    Abstract: Although tax relief on pensions is a controversial area of government expenditure, this is the first study of the tax effects of a real world defined benefit pension scheme - the Universities Superannuation Scheme (USS). First, we estimate the tax and national insurance contribution (NIC) effects of the rule changes in 2011 on the gross and net wealth of the sponsor, government, and 16 age cohorts of members, deferred pensioners and pensioners. Second, we measure the size of the twelve income tax and NIC payments and reliefs for members and the sponsor, both before and after the rule changes. We find the total subsidy split is roughly: 40% income tax subsidy; 30% members’ NIC subsidy; and 30% sponsor NIC subsidy. However government proposals for reform have concentrated exclusively on the income tax relief, neglecting the substantially larger NIC relief, possibly because they have overestimated the size of the income tax relief.
    Keywords: Pension schemes, Taxation, Subsidy, National Insurance Contributions, Universities Superannuation Scheme, Redistribution, Rule changes
    JEL: G22 H20 J32
    Date: 2017–09
  10. By: Mary K. Hamman; Daniela Hochfellner; Pia Homrighausen
    Abstract: This paper examines financial transfers within families before and after the great recession. Transfers within families have historically been an important source of wealth accumulation for younger generations, but what happens to these transfers when incomes and wealth are distorted by a recession? We document patterns of financial transfers within families in the U.S. and Germany before and after the Great Recession. This paper uses data from the Health and Retirement Study (HRS) and the Survey of Health, Aging and Retirement in Europe (SHARE). Critical components of the analysis include the estimation of a difference-and-differents model to compare transfer behavior over time, and multiple triple-difference-and-difference models to further study how transfer behavior differs for different population groups. Key limitations are related to available data. The SHARE data used does not contain information for year 2007, which thus had to be excluded from the analysis. In addition, harmonizing the both datasets might introduce some potential of errors.

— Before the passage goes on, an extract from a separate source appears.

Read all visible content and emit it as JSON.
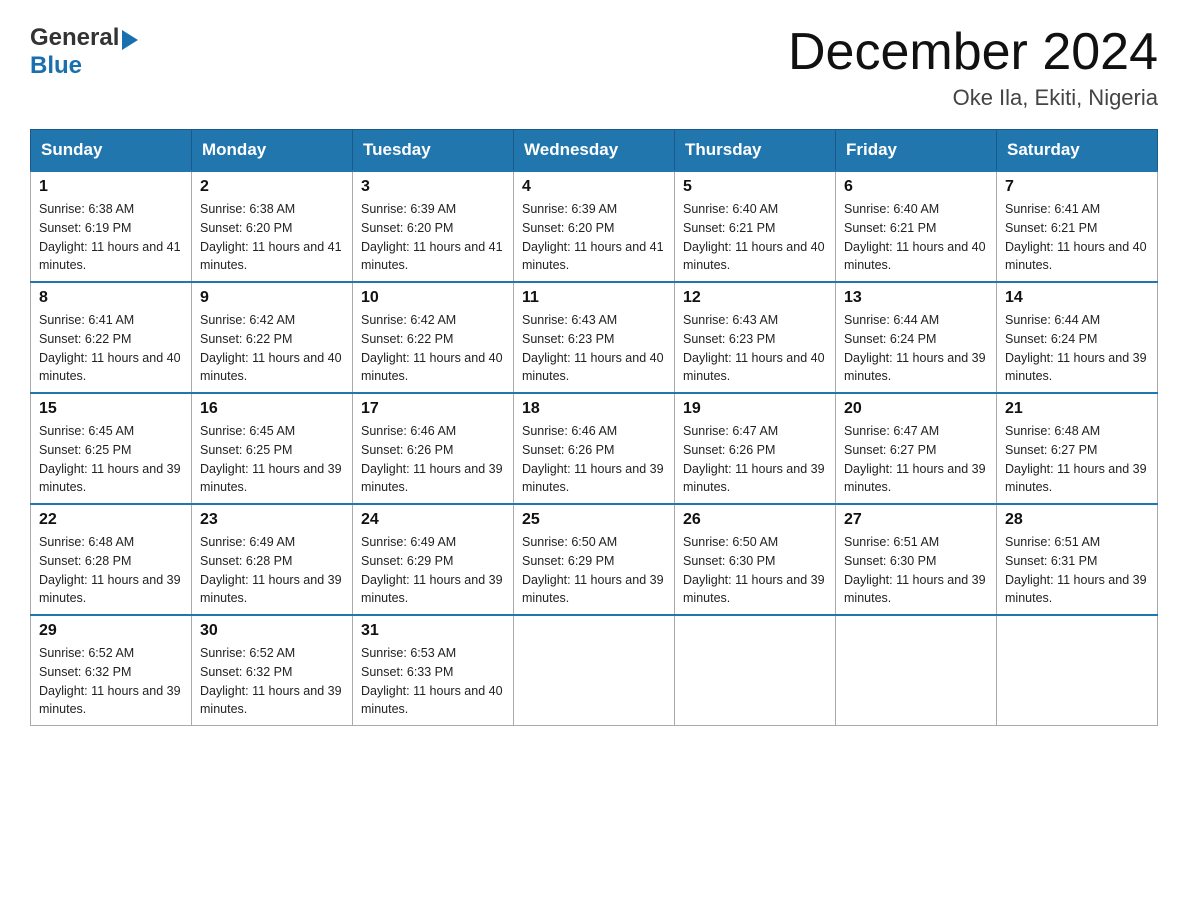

    Date: 2017–11

This nep-age issue is ©2017 by Claudia Villosio. It is provided as is without any express or implied warranty. It may be freely redistributed in whole or in part for any purpose. If distributed in part, please include this notice.
General information on the NEP project can be found at For comments please write to the director of NEP, Marco Novarese at <>. Put “NEP” in the subject, otherwise your mail may be rejected.
NEP’s infrastructure is sponsored by the School of Economics and Finance of Massey University in New Zealand.